Advanced cylindrical design uses rolled up sheets comprised of anode, cathode, and separators. The roll is encapsulated inside a “can” and the electrodes are tab-welded to the current collectors. The number (and quality) of welds, current collector width (and thickness), and cell length will influence the impedance and power capability. For example, more welds, thicker current collectors and shorter length will lower impedance. Another advantage of the cylindrical cell is its inherent ability to contain high gas pressures. This becomes important for recombinant batteries that produce high gas pressures during charge or discharge.

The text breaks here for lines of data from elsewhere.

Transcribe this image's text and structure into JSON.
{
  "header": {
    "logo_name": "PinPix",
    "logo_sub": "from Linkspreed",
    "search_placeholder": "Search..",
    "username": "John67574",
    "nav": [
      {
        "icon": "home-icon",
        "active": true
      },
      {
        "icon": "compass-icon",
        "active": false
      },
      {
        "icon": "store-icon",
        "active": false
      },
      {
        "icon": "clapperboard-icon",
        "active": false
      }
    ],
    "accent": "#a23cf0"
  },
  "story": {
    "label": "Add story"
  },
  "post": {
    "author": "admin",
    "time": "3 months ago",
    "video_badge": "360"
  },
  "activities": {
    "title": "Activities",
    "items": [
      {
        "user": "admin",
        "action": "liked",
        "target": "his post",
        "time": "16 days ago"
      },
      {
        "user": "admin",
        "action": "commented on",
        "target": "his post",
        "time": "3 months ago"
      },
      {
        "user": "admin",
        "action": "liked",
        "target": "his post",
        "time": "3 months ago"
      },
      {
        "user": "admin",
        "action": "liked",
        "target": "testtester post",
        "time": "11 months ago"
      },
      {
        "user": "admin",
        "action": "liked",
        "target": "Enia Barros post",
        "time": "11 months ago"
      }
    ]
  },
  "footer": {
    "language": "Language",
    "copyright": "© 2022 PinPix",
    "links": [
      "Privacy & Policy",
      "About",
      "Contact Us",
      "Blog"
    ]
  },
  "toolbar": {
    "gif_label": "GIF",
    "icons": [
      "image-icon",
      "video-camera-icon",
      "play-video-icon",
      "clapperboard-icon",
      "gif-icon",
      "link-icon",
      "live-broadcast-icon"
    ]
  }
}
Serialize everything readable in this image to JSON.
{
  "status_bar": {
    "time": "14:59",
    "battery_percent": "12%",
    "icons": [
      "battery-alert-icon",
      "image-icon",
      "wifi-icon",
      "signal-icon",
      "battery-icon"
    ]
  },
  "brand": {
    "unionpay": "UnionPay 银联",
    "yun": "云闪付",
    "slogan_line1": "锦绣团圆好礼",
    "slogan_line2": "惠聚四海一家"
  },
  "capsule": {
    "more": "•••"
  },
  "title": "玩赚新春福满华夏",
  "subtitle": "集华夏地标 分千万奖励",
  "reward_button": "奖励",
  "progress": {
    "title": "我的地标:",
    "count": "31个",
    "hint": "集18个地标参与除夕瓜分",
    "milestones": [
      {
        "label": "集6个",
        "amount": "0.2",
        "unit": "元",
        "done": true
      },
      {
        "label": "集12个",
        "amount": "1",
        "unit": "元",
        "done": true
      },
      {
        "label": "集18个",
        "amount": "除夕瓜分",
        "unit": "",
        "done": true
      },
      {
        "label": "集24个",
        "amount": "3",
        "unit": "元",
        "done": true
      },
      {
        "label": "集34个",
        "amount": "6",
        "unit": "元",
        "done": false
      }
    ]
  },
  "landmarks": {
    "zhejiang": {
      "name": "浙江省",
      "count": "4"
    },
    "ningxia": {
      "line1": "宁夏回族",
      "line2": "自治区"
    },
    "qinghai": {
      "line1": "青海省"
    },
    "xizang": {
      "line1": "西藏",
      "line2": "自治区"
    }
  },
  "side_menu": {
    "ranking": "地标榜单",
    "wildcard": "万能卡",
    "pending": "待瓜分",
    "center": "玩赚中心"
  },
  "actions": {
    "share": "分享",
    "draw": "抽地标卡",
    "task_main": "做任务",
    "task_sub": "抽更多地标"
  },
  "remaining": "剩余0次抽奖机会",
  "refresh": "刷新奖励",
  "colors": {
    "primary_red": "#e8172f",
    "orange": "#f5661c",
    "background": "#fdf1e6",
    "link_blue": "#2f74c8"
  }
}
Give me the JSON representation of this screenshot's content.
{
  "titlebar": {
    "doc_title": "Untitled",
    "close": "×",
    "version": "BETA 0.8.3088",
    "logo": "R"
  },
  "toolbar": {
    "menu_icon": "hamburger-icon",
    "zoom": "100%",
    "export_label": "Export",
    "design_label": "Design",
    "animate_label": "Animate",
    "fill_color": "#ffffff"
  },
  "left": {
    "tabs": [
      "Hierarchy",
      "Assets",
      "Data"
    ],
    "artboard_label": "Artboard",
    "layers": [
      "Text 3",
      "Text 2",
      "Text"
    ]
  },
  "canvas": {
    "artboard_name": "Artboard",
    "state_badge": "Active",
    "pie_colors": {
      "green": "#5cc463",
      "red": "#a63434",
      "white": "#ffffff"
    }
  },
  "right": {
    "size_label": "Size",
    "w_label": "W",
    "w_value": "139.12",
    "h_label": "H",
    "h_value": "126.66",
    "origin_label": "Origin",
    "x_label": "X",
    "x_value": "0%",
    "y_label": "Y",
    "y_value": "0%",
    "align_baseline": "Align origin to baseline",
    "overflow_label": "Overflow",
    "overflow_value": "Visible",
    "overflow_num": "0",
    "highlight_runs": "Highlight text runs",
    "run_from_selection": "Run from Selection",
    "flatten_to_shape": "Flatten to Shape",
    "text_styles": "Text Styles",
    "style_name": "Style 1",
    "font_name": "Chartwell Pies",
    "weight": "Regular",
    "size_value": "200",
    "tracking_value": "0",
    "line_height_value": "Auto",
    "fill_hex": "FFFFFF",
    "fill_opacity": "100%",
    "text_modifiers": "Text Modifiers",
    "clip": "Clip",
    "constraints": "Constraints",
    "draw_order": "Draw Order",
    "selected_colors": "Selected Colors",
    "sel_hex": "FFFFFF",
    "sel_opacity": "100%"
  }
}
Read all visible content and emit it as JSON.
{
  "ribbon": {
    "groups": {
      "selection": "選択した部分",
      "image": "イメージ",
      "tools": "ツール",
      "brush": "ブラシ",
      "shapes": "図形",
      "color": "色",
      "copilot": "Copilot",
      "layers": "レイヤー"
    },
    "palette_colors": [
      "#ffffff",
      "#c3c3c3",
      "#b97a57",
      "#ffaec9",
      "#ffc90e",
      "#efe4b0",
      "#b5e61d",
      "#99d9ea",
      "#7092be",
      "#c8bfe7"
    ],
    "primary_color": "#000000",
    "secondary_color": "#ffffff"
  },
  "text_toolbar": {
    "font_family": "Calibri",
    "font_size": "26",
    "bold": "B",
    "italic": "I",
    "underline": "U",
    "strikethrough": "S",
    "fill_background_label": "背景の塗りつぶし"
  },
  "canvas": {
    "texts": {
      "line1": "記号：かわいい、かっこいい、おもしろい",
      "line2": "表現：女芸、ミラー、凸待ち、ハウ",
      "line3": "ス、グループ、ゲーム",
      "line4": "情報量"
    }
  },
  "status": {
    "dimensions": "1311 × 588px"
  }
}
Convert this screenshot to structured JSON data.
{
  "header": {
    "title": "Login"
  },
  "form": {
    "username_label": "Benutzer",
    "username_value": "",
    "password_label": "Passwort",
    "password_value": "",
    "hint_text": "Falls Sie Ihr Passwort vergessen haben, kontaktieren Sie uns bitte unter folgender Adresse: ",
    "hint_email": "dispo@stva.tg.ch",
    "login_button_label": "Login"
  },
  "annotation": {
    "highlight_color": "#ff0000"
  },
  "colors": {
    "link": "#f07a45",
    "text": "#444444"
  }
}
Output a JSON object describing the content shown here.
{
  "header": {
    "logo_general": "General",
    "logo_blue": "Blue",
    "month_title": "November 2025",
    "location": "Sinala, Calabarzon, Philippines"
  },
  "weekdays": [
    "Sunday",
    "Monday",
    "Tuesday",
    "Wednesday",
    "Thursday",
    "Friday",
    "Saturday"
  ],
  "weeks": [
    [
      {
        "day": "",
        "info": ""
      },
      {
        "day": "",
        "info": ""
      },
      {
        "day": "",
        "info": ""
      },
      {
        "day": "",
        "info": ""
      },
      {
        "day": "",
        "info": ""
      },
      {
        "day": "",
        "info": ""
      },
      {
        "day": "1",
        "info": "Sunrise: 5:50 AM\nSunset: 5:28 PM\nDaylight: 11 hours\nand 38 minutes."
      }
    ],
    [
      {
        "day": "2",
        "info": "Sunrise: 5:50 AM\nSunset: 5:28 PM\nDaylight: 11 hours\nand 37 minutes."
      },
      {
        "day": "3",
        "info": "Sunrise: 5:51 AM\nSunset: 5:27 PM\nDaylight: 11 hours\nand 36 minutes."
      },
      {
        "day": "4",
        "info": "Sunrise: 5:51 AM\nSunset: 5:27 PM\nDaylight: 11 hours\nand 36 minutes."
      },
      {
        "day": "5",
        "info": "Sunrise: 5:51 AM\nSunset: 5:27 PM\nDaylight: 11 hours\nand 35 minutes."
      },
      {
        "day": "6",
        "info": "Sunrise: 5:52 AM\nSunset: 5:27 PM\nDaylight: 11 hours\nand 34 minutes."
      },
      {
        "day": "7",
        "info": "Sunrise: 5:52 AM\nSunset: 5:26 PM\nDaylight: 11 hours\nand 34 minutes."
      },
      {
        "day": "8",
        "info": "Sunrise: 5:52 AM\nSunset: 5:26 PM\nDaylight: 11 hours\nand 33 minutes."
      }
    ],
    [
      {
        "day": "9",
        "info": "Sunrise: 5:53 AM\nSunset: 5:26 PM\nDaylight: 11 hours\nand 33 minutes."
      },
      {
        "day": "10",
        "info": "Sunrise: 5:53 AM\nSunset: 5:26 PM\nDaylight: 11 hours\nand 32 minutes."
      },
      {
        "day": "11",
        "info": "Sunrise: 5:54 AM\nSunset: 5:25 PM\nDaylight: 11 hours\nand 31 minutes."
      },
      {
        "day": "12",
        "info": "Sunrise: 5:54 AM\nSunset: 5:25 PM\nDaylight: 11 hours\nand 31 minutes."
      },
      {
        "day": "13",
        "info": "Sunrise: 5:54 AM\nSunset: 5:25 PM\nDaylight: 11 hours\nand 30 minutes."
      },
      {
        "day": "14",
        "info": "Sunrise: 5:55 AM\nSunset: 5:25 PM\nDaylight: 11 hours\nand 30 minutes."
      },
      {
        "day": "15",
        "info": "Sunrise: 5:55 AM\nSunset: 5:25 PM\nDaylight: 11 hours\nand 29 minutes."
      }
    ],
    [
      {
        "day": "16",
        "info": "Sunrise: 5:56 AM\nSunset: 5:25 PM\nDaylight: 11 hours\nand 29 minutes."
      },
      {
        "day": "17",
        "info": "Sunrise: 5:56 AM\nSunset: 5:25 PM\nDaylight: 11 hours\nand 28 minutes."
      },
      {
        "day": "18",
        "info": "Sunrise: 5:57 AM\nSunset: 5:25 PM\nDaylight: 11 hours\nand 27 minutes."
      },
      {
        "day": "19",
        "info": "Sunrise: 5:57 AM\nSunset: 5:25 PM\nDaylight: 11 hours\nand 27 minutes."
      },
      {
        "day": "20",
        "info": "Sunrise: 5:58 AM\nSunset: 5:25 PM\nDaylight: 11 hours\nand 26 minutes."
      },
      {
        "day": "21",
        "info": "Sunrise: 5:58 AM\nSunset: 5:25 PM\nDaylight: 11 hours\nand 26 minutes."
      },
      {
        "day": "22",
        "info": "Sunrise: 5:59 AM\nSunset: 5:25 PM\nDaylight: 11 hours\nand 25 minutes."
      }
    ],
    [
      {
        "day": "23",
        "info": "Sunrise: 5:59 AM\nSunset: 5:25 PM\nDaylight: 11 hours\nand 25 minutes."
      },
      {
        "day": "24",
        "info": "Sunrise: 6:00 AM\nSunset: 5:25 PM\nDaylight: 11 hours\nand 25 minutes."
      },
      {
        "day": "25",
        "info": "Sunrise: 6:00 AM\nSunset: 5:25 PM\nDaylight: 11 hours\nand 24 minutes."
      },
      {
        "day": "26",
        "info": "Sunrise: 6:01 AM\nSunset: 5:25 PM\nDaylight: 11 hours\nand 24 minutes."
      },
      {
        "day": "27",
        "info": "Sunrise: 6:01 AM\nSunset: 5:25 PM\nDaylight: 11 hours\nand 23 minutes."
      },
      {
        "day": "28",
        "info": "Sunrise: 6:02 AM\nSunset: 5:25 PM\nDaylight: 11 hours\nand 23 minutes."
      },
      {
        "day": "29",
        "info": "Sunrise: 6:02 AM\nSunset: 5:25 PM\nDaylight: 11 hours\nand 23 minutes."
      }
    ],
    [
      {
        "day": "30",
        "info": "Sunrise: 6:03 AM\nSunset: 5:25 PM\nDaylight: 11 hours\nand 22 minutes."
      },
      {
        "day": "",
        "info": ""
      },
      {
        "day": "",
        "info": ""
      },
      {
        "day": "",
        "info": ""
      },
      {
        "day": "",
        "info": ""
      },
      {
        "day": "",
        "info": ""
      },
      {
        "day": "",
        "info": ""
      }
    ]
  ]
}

The disadvantages of a cylindrical cell include high overhead volume requirements for current collectors and packing two or more cells into an array. In addition to volume losses, the act of rolling the electrode pair put high demands on the separator, thus limiting the types of separators that can be used. This may result in high cell impedance and lower manufacturing yield. Last, as cell diameter increases so does the temperature gradient of the cell from the center to the surface. This can cause stability issues and uneven cell aging. The volumetric overhead of the current collectors is between 5% and 15% of the total volume for this type of packaging. The cell to cell packing efficiency has a 15% to 25% loss as well, thus the packaging volume to active material is between 20% and 40% of the total volume.
The majority of cylindrical cells have become very popular for portable electronics because of their versatile shape, compact size, and high production levels. This makes them ideal for low capacity applications.
In this type of construction, there are multiples of the same electrode connected in parallel. Because prismatic cells take advantage of paralleling many electrodes, they are the ideal choice for high capacity cells. There are two common methods to introduce the separator. One method is to ‘bag’ either the anodes or the cathodes, and the other method is to ‘zig-zag’ the separator between the electrodes. Bagging the electrode retains electrode materials that may cause soft shorts, however it is more complicated and time consuming to implement. In most prismatic constructions, to limit the loss of volume that the current collectors occupy, both anode and cathode current collectors are fused together on one end of the cell. This is good from a volumetric point of view, however in high rate applications, this becomes problematic due to uneven current paths. This can cause stability issues and uneven cell aging as well. Last, prismatic cells require more mechanical support for battery chemistry types that generate high internal gas pressures. For this type of chemistry, single cell applications are not common. One of the big advantages of the prismatic cell is the packing utilization. In applications where thermal management is required, an engineered minimum space between cells can be achieved. Last, there is between 10% and 20% volume overhead that must be allocated to packing the current collectors.
The main advantage this construction type offers is the common/shared current collector. This important feature reduces the volumetric overhead of the current collector and inherently results in uniform current flow across the cell, thus making it ideal for high rate discharge applications. The volumetric overhead is approximately zero as compared to the cylindrical and prismatic technologies. This gives an immediate 10% or greater volumetric density advantage. Uniform current and resistance paths also promotes uniform I2R heat generation. Uniform temperature generation also helps with uniform electrochemical aging translating into longer cell life. The size of the surface area and thickness of the cell are directly related to the capacity of the cell. This limits the capacity to less than 40Ah for practical purposes.